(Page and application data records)
#####

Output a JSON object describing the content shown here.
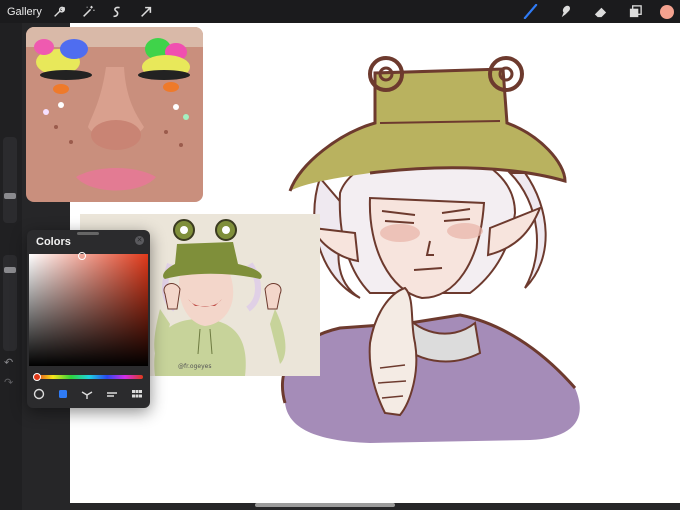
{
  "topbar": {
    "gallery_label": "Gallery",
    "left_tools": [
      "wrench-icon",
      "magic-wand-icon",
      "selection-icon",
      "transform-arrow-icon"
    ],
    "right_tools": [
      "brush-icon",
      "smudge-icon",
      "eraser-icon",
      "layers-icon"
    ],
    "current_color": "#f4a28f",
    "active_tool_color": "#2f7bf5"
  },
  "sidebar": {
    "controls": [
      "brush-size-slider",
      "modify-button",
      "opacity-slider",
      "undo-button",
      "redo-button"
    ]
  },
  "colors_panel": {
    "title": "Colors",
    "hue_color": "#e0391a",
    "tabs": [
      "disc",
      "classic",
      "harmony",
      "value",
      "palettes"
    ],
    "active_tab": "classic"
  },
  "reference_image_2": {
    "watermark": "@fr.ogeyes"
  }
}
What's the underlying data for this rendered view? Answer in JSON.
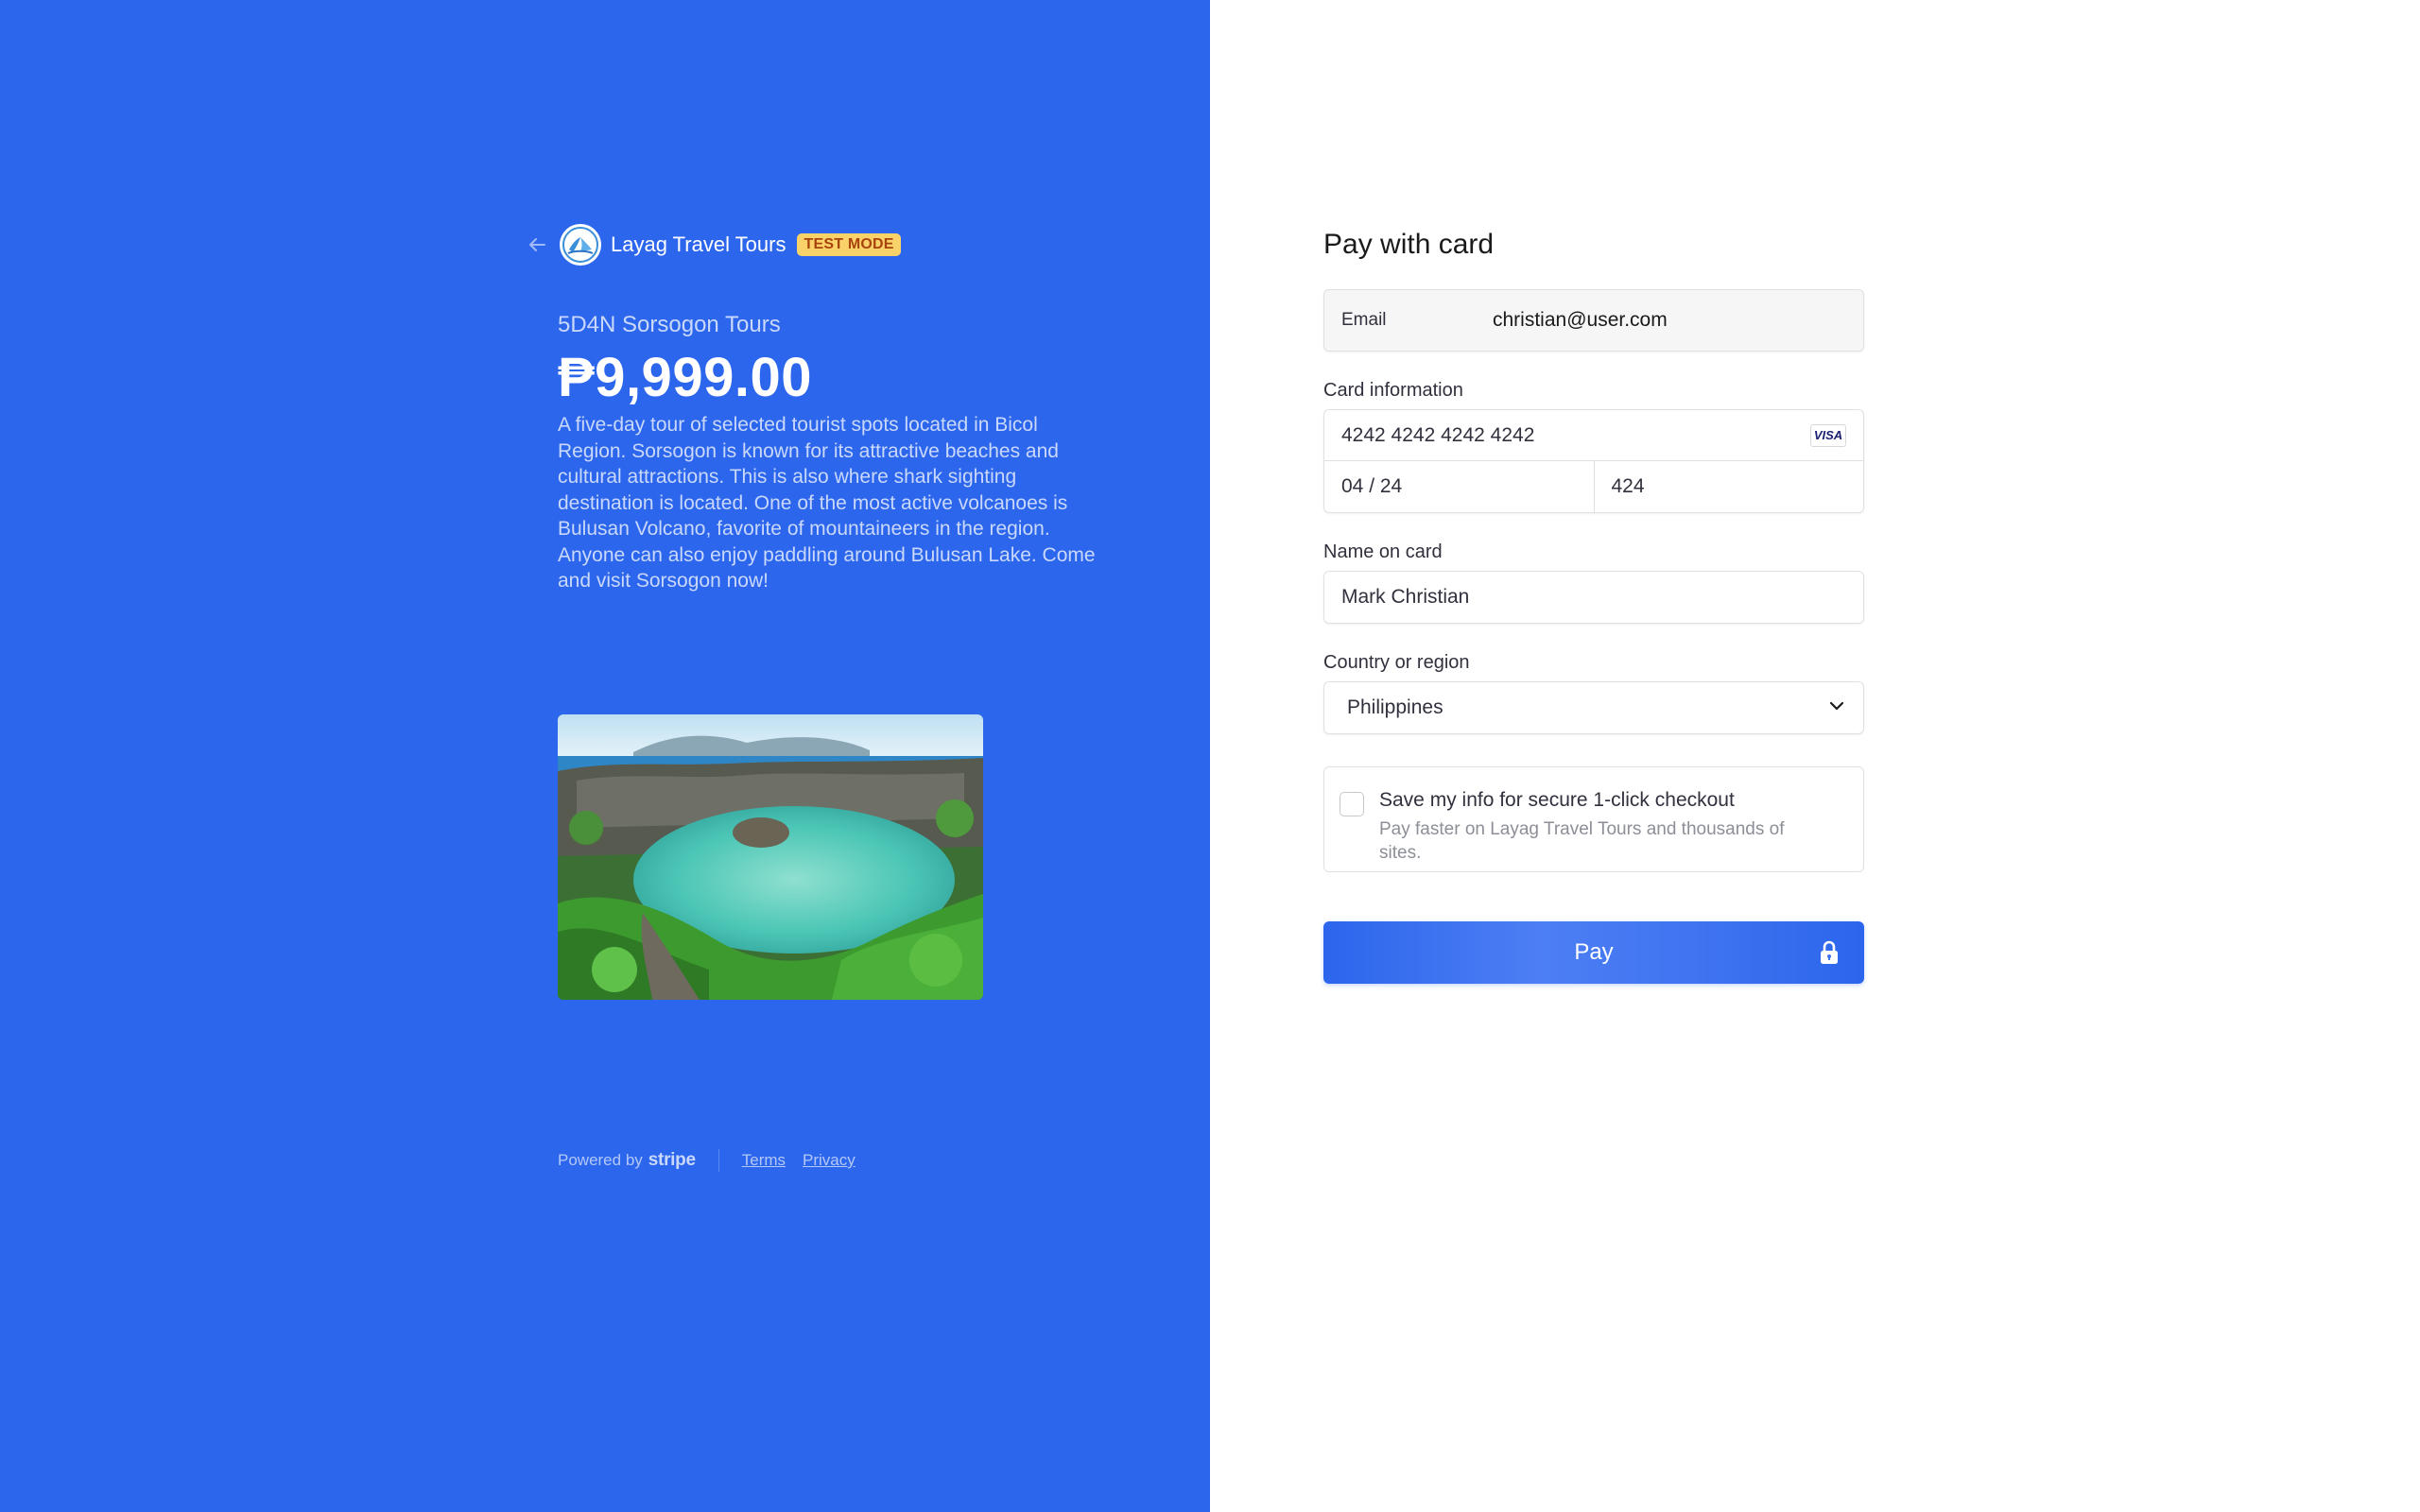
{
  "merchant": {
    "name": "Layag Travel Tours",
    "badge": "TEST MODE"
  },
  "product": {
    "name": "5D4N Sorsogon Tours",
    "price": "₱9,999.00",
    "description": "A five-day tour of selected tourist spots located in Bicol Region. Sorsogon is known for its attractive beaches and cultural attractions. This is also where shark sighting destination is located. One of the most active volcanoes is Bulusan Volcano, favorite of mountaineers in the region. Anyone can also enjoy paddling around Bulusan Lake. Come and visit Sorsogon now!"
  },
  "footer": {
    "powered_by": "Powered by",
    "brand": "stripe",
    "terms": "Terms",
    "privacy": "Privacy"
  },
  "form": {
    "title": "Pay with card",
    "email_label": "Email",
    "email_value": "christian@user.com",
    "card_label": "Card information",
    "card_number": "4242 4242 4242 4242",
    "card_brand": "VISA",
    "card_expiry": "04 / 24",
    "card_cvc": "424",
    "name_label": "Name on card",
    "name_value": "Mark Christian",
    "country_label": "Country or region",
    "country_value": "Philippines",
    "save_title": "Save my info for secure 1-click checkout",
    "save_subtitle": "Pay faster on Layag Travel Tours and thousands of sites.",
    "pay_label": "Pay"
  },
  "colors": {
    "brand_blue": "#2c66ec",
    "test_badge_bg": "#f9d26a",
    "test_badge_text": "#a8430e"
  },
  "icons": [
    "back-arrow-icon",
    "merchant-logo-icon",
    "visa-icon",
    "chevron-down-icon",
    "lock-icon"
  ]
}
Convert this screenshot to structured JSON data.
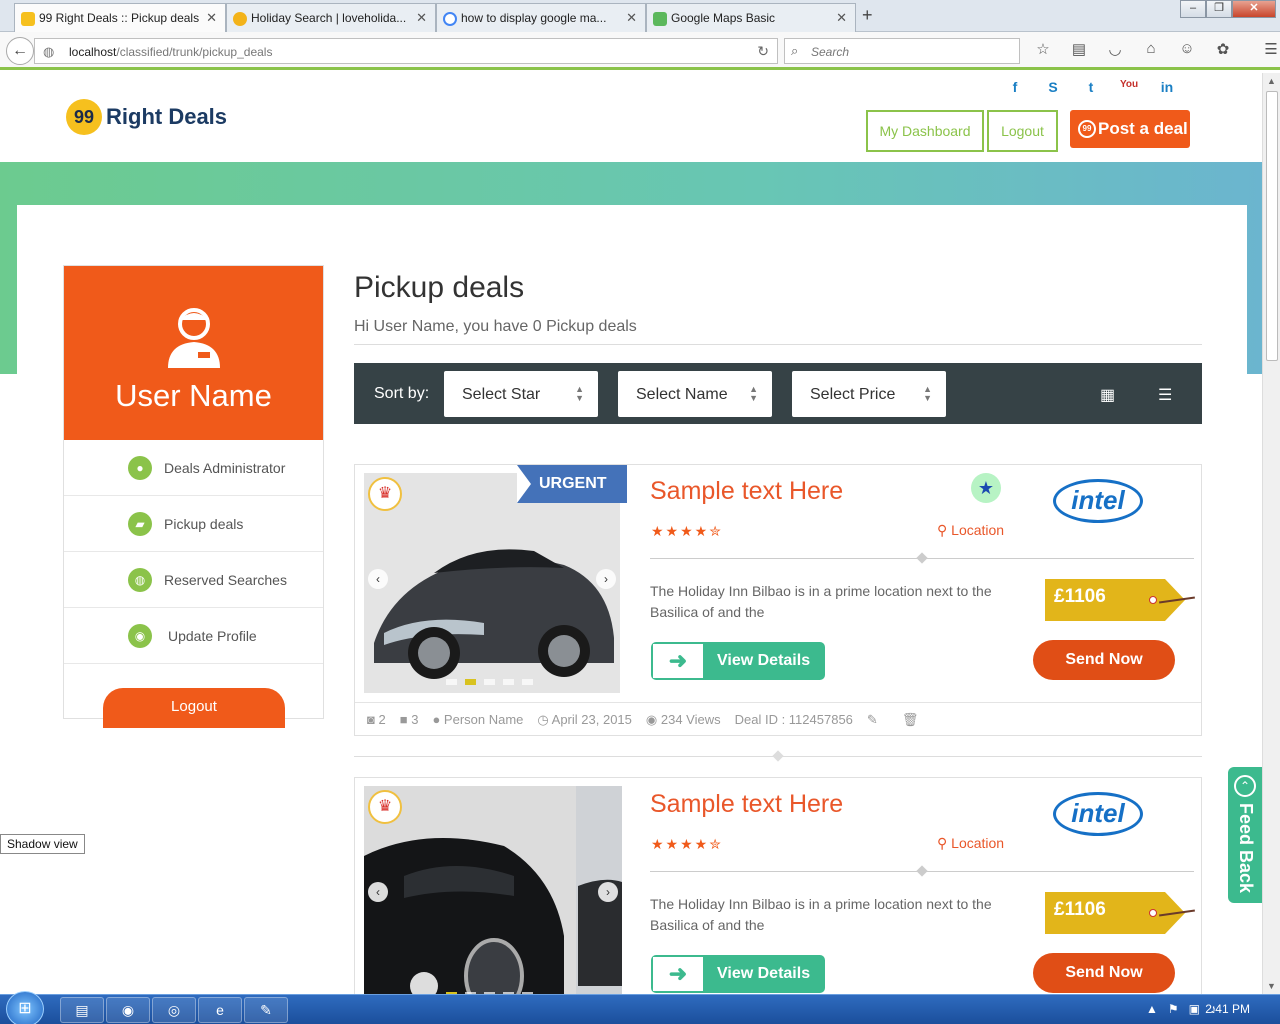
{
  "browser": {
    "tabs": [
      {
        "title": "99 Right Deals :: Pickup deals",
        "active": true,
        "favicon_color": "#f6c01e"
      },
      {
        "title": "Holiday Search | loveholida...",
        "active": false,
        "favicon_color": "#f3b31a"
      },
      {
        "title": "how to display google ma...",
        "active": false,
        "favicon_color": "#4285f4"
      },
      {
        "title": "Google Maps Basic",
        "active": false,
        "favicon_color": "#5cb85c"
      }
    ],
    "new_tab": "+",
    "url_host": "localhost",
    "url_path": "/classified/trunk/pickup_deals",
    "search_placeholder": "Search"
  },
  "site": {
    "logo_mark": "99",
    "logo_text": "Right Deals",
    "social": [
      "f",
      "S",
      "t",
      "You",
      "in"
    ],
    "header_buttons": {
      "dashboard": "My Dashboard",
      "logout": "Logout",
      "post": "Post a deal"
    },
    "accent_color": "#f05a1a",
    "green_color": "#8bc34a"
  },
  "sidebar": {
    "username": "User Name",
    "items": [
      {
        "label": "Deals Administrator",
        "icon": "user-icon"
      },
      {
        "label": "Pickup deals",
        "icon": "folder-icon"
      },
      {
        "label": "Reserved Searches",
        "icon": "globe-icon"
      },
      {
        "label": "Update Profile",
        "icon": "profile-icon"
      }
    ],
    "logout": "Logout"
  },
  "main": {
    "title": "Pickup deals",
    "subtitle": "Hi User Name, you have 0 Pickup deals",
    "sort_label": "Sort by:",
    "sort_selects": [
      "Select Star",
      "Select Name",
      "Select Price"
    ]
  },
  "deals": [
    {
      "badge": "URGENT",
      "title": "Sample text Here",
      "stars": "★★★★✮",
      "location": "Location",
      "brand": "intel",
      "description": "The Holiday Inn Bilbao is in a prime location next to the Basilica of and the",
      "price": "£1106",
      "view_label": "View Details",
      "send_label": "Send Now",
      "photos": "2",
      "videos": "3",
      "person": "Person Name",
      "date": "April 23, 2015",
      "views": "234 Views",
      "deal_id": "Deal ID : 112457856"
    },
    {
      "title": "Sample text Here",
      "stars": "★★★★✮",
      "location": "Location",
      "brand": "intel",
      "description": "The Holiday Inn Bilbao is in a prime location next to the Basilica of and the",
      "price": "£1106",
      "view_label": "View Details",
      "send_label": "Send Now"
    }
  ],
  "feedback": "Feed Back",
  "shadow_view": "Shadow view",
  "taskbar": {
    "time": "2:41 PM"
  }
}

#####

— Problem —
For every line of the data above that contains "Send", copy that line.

— Your response —
      "send_label": "Send Now",
      "send_label": "Send Now"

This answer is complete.